According to a lawsuit filed in Tarrant County, Texas, a young boy must have medical treatment every 6 months until he is 18 years old.  Back in 2017, the then 4 year old boy was “double-jumped” by a full grown man, and caused to fly in the air and lose control of his body.  When the boy came down, he slammed back into the trampoline, and sustained severe injuries to his right leg.

Unfortunately, the boy sustained fractures to his growth plate areas of the tibia and fibula, has already had several surgeries, and will have to be under the care of an experienced orthopedic surgeon for well over a decade.

Is there any chance this accident have been prevented had the trampoline park enforced its rules and been properly regulated?


Not only was the young boy double-jumped, which is against the rules, most, if not all, trampoline parks have rules against more than one person on the same trampoline square.  In this situation, there was several older jumpers on the square with a very young child . . . a recipe for disaster and catastrophic injuries.

A double-jump is banned in the vast majority of trampoline parks. It essentially takes twice the amount of energy and puts in into the trampoline as a spring board, resulting in a loss of control, extreme air time, which causes shattered bones, devastating fractures, and sometimes paralyzing injuries.

Now, the trampoline park Flight Deck is facing a lawsuit claiming in excess of $1,000,000 in damages.  The company will attempt to assert the waiver as a defense due to the “known and unknown risks that are inherently dangerous and can result in injury or death,” however, our Texas page lays out that this is most likely invalid due to existing  Texas law which hold parental waivers void as a matter of public policy.

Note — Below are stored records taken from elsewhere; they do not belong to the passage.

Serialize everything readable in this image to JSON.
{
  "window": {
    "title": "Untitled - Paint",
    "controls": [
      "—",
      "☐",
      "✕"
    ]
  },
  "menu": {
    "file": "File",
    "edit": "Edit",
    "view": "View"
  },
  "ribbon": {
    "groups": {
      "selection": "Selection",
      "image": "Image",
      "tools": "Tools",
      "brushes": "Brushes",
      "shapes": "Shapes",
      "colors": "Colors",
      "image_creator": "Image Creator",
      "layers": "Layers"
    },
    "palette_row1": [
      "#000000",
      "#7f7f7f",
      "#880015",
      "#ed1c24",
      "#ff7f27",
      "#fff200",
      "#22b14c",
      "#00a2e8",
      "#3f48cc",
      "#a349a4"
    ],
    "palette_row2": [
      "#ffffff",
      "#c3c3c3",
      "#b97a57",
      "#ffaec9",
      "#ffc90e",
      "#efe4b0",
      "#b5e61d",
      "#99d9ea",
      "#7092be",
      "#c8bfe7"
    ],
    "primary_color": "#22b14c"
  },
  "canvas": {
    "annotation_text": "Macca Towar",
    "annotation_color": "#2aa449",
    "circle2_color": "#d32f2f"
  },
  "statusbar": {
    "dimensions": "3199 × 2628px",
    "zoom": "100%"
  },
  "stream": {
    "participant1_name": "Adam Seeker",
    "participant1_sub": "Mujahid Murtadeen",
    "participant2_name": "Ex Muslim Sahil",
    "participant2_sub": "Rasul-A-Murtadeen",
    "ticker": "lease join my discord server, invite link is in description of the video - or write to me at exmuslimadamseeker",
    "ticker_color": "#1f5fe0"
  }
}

This lawsuit is still unfolding, however, this is more evidence that trampoline parks all around the country need to be held responsible and further regulated to protect their own customers from lifelong doctors visits.


Fore more about the case, click below: